[What is being asked]
In the listing below, every line with the word "unit" needs to be copied.

[Information provided]
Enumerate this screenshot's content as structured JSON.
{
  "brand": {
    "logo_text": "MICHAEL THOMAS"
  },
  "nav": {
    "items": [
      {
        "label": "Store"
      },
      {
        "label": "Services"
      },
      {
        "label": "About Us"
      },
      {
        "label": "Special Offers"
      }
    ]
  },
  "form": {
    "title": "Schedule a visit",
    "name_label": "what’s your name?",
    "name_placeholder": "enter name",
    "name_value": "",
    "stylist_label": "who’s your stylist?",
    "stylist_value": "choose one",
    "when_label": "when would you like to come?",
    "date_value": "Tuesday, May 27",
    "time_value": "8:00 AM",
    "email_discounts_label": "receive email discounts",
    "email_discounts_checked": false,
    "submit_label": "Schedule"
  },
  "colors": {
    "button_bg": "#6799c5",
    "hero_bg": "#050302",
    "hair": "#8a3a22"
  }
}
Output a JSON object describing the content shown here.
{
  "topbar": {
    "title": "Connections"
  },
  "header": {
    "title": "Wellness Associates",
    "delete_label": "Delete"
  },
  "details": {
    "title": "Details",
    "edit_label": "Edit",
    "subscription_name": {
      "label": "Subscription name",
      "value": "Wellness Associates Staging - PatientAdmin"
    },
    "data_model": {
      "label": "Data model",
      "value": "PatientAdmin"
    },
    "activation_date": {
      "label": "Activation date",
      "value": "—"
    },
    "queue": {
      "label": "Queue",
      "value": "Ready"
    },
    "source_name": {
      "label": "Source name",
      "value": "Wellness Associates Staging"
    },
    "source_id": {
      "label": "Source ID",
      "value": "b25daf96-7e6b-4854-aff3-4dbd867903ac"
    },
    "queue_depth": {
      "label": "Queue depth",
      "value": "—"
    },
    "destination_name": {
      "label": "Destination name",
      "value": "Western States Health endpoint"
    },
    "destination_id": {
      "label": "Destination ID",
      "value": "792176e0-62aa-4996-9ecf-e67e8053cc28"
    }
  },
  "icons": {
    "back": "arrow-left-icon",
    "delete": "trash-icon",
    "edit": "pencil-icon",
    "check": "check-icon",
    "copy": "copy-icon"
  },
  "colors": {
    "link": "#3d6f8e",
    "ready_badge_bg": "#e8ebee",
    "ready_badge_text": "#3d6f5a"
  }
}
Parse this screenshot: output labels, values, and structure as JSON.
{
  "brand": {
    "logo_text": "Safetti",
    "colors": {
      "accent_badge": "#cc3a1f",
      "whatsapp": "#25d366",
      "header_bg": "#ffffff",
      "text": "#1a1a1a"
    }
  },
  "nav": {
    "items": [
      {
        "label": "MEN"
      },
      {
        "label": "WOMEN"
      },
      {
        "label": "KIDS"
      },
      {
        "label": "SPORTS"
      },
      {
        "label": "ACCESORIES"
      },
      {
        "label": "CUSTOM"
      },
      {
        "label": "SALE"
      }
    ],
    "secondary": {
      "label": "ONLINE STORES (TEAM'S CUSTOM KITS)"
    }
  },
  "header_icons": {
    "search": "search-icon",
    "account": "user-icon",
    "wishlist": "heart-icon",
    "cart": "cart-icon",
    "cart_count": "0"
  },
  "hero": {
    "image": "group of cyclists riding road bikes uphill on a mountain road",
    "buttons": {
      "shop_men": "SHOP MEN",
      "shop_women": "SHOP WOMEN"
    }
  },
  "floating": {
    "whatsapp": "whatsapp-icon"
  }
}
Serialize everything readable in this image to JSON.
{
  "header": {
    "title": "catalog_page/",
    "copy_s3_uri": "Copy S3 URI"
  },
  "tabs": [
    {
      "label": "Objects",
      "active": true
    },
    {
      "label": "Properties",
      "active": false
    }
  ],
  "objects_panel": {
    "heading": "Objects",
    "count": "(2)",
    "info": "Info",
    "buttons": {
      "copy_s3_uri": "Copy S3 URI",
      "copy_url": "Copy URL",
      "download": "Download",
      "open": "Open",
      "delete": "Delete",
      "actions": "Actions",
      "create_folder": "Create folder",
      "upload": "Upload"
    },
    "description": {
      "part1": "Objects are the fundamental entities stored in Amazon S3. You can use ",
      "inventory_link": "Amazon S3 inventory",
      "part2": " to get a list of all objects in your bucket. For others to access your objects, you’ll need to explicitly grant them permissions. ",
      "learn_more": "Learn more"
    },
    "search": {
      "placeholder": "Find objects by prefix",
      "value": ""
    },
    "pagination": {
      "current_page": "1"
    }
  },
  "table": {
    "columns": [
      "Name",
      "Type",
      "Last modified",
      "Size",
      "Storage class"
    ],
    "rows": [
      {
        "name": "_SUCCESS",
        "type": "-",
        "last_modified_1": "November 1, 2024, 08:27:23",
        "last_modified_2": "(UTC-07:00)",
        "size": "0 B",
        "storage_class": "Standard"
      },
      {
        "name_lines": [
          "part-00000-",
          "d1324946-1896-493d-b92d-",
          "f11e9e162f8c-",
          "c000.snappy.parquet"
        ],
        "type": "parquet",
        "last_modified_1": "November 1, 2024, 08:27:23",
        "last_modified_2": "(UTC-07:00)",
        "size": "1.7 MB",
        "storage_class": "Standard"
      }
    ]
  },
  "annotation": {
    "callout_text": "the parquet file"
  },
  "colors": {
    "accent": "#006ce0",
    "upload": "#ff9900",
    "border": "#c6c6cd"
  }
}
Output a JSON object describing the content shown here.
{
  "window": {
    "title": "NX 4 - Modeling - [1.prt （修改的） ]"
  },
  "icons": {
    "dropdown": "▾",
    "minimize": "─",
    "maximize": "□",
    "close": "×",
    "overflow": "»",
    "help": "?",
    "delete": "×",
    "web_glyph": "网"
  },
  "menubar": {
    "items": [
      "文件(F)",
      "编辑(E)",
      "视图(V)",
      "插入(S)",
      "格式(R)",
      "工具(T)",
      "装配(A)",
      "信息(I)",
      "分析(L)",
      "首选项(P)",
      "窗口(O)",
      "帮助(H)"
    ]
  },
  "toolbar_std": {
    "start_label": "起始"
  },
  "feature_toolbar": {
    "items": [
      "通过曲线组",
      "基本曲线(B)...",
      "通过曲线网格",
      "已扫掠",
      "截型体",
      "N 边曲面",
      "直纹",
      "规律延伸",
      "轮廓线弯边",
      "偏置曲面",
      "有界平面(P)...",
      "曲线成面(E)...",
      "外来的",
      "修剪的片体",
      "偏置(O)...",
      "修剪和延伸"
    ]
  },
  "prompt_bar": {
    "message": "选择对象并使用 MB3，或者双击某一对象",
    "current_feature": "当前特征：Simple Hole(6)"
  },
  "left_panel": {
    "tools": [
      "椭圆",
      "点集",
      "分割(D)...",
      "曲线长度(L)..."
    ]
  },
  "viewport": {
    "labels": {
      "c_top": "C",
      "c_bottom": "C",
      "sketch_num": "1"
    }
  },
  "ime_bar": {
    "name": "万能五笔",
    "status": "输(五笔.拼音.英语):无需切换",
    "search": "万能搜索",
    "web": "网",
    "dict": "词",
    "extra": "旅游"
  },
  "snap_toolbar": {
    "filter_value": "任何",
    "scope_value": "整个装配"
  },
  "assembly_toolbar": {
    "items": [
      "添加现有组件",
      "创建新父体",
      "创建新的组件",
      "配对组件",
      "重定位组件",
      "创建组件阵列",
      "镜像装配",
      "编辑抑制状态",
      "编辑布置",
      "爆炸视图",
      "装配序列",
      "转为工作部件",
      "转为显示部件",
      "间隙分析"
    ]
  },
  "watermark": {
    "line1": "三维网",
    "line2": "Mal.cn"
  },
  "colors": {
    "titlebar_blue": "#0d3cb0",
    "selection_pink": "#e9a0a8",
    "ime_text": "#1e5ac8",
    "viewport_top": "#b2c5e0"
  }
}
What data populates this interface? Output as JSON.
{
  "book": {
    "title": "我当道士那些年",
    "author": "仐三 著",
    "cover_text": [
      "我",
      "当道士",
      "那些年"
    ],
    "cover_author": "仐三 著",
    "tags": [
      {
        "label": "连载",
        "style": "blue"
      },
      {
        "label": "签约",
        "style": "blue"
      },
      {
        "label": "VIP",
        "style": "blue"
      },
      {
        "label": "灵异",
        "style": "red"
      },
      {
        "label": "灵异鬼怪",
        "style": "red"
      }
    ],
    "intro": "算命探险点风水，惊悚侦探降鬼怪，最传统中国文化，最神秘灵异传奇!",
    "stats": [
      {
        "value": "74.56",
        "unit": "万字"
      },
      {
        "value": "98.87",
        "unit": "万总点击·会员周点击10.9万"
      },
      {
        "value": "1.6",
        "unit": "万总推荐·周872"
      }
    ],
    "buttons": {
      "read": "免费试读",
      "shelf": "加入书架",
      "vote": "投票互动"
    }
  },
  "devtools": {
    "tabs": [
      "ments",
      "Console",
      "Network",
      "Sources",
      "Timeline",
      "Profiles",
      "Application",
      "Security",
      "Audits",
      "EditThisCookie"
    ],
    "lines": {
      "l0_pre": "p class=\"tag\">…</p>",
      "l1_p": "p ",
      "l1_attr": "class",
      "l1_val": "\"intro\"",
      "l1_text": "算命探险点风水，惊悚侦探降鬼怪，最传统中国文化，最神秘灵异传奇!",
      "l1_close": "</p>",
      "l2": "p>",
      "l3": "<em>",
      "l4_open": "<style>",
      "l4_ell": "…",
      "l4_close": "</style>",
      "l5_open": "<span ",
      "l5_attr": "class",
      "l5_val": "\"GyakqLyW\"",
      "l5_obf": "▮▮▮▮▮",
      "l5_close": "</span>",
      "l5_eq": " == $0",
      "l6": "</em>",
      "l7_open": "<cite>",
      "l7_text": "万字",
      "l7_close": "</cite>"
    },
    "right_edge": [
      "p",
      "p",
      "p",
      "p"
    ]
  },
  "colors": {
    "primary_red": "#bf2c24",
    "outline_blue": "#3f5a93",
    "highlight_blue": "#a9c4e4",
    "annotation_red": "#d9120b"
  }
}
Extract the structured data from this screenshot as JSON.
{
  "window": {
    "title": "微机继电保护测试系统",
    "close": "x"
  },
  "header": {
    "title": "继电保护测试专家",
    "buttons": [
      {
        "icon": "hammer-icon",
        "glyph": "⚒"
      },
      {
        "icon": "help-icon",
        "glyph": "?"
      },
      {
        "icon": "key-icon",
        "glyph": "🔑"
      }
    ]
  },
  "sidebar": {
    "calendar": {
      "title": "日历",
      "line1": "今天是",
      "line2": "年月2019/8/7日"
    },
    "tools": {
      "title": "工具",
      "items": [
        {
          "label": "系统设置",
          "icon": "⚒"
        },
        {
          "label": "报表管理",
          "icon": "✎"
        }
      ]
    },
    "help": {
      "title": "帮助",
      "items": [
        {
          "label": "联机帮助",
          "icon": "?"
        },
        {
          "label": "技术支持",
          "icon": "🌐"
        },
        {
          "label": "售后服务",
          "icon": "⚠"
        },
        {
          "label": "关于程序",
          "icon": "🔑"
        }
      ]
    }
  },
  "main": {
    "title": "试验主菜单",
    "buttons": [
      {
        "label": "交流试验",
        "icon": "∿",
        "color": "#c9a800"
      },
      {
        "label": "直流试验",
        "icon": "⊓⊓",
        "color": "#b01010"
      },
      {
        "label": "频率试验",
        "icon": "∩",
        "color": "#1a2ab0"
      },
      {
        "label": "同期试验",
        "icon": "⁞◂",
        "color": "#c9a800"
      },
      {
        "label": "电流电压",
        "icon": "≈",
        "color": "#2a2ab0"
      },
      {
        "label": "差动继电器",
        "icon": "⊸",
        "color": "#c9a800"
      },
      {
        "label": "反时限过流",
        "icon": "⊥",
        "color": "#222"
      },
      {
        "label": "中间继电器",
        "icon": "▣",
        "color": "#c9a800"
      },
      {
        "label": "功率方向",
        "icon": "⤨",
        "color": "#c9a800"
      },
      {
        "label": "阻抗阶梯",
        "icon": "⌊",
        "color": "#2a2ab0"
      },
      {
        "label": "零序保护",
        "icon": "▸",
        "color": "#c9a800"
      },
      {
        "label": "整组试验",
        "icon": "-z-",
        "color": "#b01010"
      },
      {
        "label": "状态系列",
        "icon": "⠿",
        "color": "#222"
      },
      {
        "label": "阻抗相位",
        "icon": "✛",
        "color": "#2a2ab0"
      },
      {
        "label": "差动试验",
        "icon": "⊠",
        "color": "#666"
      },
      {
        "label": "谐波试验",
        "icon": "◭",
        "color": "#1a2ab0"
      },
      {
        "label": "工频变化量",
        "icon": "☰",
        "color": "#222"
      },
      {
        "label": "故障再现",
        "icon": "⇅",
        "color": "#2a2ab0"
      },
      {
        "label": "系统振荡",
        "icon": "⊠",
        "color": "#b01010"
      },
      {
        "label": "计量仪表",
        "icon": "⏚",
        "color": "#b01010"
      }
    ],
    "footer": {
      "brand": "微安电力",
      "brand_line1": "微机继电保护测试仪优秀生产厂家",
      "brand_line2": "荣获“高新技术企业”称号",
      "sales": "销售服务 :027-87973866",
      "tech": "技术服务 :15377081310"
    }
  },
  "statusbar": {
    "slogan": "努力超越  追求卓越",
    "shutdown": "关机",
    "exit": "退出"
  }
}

[Exercise solution]
        "unit": "万字"
        "unit": "万总点击·会员周点击10.9万"
        "unit": "万总推荐·周872"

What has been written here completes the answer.